In this series introducing PTC to the world, we have looked at the purpose and the background of PTC. In this post and the next, the goal is to share a bit about how PTC plans to train the pastors and church leaders. This two-part post is meant to cover the information in some detail while limiting the overall length of each post. Part 2 will be posted next week.
First, PTC plans to partner with others who are like-minded in their desire to help individuals understand the gospel and how to share it with others. PTC intends to work with individuals, churches, mission organizations, etc. to develop a pool of people who will help to train others. Of course, this takes money, but not as much as one might think, and that is where PTC hopes to really make a difference. More will be said about this in Part 2.

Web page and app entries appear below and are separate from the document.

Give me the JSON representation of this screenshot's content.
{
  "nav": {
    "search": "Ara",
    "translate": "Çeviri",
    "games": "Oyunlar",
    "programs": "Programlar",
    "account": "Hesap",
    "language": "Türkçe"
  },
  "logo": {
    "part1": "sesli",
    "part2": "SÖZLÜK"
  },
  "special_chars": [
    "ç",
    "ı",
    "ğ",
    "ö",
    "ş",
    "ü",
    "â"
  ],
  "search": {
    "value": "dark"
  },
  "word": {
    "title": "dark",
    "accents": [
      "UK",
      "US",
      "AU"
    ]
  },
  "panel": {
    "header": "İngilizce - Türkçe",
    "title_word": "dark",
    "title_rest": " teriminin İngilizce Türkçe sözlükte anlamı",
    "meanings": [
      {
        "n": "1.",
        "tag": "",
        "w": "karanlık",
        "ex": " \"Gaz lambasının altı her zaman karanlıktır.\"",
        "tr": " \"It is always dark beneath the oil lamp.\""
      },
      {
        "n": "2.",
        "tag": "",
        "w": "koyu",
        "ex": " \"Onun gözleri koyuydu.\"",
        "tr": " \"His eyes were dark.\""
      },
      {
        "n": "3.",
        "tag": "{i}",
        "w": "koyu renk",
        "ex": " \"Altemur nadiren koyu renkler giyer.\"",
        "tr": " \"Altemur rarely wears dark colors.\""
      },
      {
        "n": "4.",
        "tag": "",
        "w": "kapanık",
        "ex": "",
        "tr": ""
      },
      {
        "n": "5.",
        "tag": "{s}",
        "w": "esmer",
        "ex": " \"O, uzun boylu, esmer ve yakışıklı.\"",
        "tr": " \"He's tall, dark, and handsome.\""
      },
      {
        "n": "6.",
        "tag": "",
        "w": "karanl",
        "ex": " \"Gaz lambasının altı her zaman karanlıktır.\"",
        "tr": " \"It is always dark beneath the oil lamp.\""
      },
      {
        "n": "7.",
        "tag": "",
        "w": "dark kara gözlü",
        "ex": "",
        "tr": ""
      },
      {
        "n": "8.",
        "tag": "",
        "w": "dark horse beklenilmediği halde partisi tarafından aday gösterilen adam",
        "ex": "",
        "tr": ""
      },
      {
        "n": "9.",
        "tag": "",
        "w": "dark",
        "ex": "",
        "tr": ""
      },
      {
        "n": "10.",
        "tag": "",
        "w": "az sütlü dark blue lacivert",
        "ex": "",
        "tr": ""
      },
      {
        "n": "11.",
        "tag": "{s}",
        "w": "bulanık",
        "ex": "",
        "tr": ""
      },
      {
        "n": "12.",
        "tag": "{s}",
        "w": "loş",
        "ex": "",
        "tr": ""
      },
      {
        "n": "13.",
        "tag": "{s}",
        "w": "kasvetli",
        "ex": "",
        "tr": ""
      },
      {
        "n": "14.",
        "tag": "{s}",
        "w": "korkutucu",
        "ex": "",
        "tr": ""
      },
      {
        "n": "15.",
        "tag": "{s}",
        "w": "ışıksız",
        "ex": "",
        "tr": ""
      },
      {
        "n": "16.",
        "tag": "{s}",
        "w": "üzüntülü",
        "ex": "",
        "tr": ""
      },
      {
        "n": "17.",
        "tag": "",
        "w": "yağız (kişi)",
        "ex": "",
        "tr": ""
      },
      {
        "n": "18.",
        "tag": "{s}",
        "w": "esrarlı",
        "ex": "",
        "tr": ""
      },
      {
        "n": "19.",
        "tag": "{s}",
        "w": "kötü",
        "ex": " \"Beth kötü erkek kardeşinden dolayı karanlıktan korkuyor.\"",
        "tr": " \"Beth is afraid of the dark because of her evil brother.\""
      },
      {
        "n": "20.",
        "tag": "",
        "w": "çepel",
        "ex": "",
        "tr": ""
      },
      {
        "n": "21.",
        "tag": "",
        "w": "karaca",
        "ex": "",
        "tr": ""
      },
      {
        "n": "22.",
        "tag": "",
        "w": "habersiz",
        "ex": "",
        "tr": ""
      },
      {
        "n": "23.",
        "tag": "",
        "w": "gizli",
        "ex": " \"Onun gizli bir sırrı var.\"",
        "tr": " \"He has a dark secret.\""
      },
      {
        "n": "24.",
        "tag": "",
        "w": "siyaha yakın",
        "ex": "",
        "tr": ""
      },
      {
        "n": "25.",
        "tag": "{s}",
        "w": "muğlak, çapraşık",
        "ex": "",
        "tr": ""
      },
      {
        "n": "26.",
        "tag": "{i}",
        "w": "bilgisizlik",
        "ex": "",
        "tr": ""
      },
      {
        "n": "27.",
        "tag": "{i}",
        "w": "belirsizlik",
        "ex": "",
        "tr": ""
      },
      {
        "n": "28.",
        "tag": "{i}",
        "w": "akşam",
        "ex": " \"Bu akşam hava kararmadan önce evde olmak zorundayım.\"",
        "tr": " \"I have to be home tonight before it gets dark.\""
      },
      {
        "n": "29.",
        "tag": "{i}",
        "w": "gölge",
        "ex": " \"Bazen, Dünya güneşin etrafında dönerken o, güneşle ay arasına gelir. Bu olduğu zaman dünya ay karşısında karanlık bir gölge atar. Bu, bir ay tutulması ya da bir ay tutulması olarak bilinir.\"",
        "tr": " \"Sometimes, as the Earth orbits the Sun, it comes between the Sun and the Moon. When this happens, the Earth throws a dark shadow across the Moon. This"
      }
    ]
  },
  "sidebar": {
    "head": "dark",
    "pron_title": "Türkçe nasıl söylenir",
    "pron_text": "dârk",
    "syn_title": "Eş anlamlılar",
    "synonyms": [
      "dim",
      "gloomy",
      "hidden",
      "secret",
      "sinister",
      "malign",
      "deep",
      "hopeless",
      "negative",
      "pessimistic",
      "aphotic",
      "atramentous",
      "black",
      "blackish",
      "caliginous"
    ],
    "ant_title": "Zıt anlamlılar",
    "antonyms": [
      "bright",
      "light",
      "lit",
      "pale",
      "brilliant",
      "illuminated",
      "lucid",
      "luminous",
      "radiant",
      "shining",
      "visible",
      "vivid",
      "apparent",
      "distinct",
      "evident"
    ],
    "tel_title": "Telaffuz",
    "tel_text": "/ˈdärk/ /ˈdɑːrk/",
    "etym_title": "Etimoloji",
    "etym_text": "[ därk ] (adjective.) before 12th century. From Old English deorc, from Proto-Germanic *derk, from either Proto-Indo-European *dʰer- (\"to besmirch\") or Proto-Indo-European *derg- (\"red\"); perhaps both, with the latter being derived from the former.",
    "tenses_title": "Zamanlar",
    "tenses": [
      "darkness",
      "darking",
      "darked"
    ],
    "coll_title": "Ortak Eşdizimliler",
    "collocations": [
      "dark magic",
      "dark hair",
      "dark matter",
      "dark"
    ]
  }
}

Secondly, PTC plans to partner with individuals who would like to commit to financially supporting our ministry (again, more details in Part 2). As with any organization we will have expenses and will need to find donors to cover these costs. (At present we are still awaiting our 501(c)3 approval.) While we intend to keep our expenses as low as possible, our goal of training individuals around the world means our costs will continue to grow as our opportunities expand. But again, the costs may not be as much as one would think. How do we plan to minimize costs? Read on.
The majority of the training PTC will provide will be over the web. This effort will require three major aspects – curriculum, equipment, and personnel. The picture of gears represents each of these aspects and the importance of them working correctly together. I will cover curriculum and equipment below with personnel being covered in the next post.
Initially, PTC considered developing the required curriculum, but what is more important is for us to serve as a resource to direct the training and to provide pastors with the ability to interact with a human to ask questions about the material. PTC is already working with a couple of organizations which will serve as the source for most of the curriculum needs we have at this time. This curriculum will be made available for free to the pastors and church leaders in each of the locations PTC serves. Thus, the cost for PTC is nominal compared to the benefit we receive, and more importantly, the benefit provided for others around the world. In addition to the free curriculum, PTC also plans to make a small, theologically-based library available at each location (eight to ten books total, covering theology, church history, an single-volume commentary, etc.). Of course, translation issues will present a problem over time, but thankfully we have yet to encounter any significant issues regarding the need for translation.
PTC will incur a moderate expense to allow the various locations to interact with a trainer who is elsewhere. The goal here is for someone who has a relationship with a church, mission, or individual in a certain location to do (or set up) a training opportunity in a particular location. PTC will then coordinate the arrangements to have equipment sent to that location. Ideally, the equipment can be set up while the person or mission team is on location (with instructions left on how to the indigenous leaders can set it up themselves) to allow for future training opportunities online. The equipment will include an internet-ready laptop (like a Chromebook), a printer, a projector (so many pastors can be present simultaneously and see the trainer easily), and some peripherals to make the training experience better (i.e. small speakers so the trainer’s voice can be properly amplified to a room). The equipment (and library, above) is a one-time expense, but is required to make the training possible. Of course, the ability to have internet will be required, but if the technology is available, PTC will work to provide it. That part of the financial aspect and the need for people – as givers and trainers – will be the content of Part 2.